What the exercise asks → Copy each line of the data below with the word "Revenue".

Materials provided →
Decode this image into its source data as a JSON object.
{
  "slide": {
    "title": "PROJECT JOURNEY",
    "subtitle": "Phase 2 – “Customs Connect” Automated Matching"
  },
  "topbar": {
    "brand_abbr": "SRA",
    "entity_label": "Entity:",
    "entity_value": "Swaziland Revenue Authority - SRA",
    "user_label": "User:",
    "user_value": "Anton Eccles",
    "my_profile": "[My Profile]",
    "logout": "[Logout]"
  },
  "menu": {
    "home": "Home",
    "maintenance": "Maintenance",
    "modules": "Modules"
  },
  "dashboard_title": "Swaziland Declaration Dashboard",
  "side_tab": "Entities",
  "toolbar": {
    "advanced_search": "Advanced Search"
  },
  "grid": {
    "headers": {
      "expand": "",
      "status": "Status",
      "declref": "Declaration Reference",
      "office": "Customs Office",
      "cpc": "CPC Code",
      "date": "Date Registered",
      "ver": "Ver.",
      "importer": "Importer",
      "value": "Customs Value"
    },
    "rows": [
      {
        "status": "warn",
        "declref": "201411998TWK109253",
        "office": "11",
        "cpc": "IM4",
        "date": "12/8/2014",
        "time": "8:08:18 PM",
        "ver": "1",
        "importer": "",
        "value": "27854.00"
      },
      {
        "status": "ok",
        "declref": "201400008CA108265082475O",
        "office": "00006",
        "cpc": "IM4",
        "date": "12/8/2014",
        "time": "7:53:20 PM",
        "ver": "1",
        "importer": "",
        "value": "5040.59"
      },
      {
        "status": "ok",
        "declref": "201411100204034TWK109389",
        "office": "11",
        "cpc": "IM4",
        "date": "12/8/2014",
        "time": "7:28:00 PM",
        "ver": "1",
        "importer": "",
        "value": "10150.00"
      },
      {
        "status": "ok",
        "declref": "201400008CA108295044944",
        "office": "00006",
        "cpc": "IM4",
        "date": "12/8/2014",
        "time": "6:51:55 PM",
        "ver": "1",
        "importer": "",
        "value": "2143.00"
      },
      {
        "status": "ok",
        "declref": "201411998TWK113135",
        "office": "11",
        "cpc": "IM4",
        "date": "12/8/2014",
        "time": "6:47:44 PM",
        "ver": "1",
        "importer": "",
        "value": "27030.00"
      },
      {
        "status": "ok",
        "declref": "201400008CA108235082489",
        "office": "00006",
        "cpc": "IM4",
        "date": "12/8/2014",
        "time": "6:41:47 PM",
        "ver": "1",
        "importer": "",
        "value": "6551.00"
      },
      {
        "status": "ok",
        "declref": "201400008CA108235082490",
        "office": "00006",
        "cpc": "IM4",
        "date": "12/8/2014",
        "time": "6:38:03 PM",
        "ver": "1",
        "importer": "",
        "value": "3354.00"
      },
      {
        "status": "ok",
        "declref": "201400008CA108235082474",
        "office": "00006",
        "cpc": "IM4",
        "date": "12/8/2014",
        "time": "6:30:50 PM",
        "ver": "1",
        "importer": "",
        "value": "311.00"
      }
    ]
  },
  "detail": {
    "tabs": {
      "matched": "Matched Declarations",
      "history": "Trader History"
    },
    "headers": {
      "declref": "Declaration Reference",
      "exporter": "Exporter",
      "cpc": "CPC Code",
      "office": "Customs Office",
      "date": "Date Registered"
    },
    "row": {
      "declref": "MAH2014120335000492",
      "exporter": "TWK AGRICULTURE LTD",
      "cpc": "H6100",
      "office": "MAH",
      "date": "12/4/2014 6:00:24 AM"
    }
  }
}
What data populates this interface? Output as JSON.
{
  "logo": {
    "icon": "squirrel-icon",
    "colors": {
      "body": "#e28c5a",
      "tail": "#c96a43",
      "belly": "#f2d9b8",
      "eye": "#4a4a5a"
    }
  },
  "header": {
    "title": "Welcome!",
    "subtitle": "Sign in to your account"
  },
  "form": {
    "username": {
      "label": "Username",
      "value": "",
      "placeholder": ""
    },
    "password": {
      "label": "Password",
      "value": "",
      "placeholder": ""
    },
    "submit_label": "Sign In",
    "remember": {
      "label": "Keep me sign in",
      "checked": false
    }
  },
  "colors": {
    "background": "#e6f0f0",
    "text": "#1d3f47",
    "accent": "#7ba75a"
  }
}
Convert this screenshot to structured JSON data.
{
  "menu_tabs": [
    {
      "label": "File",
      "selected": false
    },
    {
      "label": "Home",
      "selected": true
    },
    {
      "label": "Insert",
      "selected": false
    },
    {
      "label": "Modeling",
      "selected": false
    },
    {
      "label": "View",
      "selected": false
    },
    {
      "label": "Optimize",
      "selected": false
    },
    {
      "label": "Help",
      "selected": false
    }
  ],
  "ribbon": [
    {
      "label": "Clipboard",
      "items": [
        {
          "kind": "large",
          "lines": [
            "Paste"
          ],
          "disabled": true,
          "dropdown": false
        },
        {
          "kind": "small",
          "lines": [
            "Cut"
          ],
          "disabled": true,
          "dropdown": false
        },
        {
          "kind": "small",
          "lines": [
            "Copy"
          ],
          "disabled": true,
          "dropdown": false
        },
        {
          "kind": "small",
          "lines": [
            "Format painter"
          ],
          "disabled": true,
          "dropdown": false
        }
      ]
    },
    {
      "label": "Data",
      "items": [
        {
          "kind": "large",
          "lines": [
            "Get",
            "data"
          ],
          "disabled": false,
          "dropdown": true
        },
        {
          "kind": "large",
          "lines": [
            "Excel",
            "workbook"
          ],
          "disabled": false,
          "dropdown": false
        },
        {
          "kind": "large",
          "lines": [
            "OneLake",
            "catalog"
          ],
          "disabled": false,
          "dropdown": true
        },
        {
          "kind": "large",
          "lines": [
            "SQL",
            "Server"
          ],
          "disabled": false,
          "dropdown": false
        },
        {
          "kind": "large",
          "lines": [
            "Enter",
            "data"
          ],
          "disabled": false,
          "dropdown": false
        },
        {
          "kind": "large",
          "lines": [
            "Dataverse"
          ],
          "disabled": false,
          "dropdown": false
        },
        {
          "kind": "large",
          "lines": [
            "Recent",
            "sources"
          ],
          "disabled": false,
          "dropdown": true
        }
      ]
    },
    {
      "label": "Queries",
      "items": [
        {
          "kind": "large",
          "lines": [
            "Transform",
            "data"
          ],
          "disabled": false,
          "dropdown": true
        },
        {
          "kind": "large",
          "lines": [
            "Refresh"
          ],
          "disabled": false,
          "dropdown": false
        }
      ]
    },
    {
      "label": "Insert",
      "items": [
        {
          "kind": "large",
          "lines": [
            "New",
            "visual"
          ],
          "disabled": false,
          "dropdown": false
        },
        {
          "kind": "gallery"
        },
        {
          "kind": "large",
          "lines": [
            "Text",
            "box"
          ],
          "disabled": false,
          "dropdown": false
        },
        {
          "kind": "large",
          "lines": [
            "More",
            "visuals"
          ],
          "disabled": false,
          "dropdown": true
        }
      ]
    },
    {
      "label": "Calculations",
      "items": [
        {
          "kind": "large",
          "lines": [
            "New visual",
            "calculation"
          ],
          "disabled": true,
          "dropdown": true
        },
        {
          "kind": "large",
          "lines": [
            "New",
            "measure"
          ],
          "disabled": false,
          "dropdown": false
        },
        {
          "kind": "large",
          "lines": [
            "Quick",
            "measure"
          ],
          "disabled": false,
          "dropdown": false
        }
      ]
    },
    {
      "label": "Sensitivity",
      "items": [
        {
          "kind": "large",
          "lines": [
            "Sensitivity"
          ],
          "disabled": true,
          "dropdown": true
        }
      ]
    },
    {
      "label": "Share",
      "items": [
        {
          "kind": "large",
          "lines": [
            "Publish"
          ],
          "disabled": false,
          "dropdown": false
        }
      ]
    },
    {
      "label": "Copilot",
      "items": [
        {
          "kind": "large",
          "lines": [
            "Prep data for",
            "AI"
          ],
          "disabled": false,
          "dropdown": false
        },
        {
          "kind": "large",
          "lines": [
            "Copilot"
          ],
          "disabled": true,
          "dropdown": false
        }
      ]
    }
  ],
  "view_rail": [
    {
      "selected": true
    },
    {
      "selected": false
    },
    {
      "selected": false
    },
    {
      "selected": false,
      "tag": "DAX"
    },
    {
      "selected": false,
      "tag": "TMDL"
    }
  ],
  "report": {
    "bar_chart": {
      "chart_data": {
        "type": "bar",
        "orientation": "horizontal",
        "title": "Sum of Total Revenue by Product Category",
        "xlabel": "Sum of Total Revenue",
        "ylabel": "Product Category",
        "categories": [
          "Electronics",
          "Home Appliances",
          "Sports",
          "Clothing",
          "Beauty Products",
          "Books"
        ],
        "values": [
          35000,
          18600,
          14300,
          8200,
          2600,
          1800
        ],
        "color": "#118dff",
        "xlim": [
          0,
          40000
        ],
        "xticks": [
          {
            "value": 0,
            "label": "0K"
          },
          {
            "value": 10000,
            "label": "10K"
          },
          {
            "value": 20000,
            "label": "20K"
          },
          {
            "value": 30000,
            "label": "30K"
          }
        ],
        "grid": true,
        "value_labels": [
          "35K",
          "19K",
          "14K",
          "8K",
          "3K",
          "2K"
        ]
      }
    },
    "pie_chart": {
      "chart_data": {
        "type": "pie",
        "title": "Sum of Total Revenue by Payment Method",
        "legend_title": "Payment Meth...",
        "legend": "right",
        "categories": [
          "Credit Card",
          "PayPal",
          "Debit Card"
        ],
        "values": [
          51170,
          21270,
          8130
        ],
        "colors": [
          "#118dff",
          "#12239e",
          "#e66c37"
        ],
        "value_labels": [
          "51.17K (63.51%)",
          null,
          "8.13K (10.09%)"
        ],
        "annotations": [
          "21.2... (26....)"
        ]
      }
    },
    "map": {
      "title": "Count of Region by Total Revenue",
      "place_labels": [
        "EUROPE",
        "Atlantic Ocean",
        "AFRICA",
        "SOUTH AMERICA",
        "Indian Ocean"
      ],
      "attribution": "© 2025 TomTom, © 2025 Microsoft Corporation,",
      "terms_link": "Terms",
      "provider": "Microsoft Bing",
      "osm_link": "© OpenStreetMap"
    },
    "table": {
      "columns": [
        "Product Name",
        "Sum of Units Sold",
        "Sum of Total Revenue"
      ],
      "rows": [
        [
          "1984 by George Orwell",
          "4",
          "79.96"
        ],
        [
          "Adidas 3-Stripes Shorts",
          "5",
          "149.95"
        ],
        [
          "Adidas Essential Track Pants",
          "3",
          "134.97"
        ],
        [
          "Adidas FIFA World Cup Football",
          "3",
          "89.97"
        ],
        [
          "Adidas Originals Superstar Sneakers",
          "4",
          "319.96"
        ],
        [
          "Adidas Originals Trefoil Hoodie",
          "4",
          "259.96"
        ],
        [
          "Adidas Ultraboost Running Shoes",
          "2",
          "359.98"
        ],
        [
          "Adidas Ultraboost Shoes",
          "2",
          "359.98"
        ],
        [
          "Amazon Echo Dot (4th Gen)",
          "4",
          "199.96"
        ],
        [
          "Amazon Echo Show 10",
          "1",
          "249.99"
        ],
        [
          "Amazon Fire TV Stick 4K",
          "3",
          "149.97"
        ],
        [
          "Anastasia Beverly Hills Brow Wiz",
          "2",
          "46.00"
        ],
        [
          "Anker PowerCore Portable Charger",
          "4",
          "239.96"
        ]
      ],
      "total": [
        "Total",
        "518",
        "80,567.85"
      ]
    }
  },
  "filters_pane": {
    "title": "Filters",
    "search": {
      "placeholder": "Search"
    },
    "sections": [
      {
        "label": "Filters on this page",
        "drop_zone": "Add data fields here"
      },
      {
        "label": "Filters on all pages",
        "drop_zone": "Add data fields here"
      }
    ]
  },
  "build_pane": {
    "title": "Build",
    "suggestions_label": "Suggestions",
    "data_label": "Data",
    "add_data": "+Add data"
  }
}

Response area →
    "entity_value": "Swaziland Revenue Authority - SRA",
        "title": "Sum of Total Revenue by Product Category",
        "xlabel": "Sum of Total Revenue",
        "title": "Sum of Total Revenue by Payment Method",
      "title": "Count of Region by Total Revenue",
        "Sum of Total Revenue"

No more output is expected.